Task for the records below: count the lines that contain the word "typosafe" and give only that number.

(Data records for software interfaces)
[Start of Attachment]
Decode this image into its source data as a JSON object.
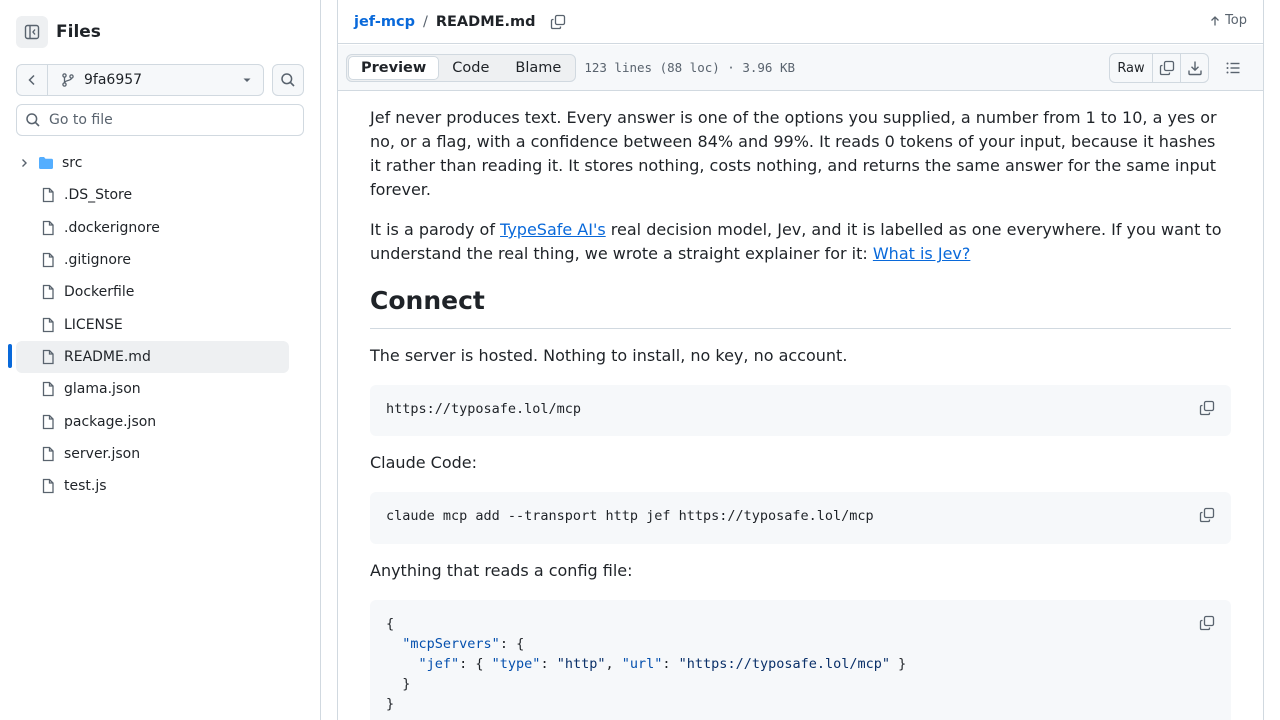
{
  "sidebar": {
    "title": "Files",
    "branch": "9fa6957",
    "goto_placeholder": "Go to file",
    "tree": [
      {
        "name": "src",
        "type": "folder"
      },
      {
        "name": ".DS_Store",
        "type": "file"
      },
      {
        "name": ".dockerignore",
        "type": "file"
      },
      {
        "name": ".gitignore",
        "type": "file"
      },
      {
        "name": "Dockerfile",
        "type": "file"
      },
      {
        "name": "LICENSE",
        "type": "file"
      },
      {
        "name": "README.md",
        "type": "file",
        "active": true
      },
      {
        "name": "glama.json",
        "type": "file"
      },
      {
        "name": "package.json",
        "type": "file"
      },
      {
        "name": "server.json",
        "type": "file"
      },
      {
        "name": "test.js",
        "type": "file"
      }
    ]
  },
  "header": {
    "repo": "jef-mcp",
    "separator": "/",
    "file": "README.md",
    "top_label": "Top"
  },
  "toolbar": {
    "tabs": [
      "Preview",
      "Code",
      "Blame"
    ],
    "active_tab": "Preview",
    "meta": "123 lines (88 loc) · 3.96 KB",
    "raw_label": "Raw"
  },
  "readme": {
    "p1": "Jef never produces text. Every answer is one of the options you supplied, a number from 1 to 10, a yes or no, or a flag, with a confidence between 84% and 99%. It reads 0 tokens of your input, because it hashes it rather than reading it. It stores nothing, costs nothing, and returns the same answer for the same input forever.",
    "p2_before": "It is a parody of ",
    "p2_link1": "TypeSafe AI's",
    "p2_middle": " real decision model, Jev, and it is labelled as one everywhere. If you want to understand the real thing, we wrote a straight explainer for it: ",
    "p2_link2": "What is Jev?",
    "h2": "Connect",
    "p3": "The server is hosted. Nothing to install, no key, no account.",
    "code1": "https://typosafe.lol/mcp",
    "p4": "Claude Code:",
    "code2": "claude mcp add --transport http jef https://typosafe.lol/mcp",
    "p5": "Anything that reads a config file:",
    "code3": {
      "open": "{",
      "servers_key": "\"mcpServers\"",
      "jef_key": "\"jef\"",
      "type_key": "\"type\"",
      "type_val": "\"http\"",
      "url_key": "\"url\"",
      "url_val": "\"https://typosafe.lol/mcp\"",
      "inner_close": "}",
      "close": "}"
    }
  },
  "colors": {
    "accent": "#0969da",
    "border": "#d1d9e0",
    "folder": "#54aeff",
    "muted": "#59636e"
  }
}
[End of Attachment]
(TASK ANSWER) 3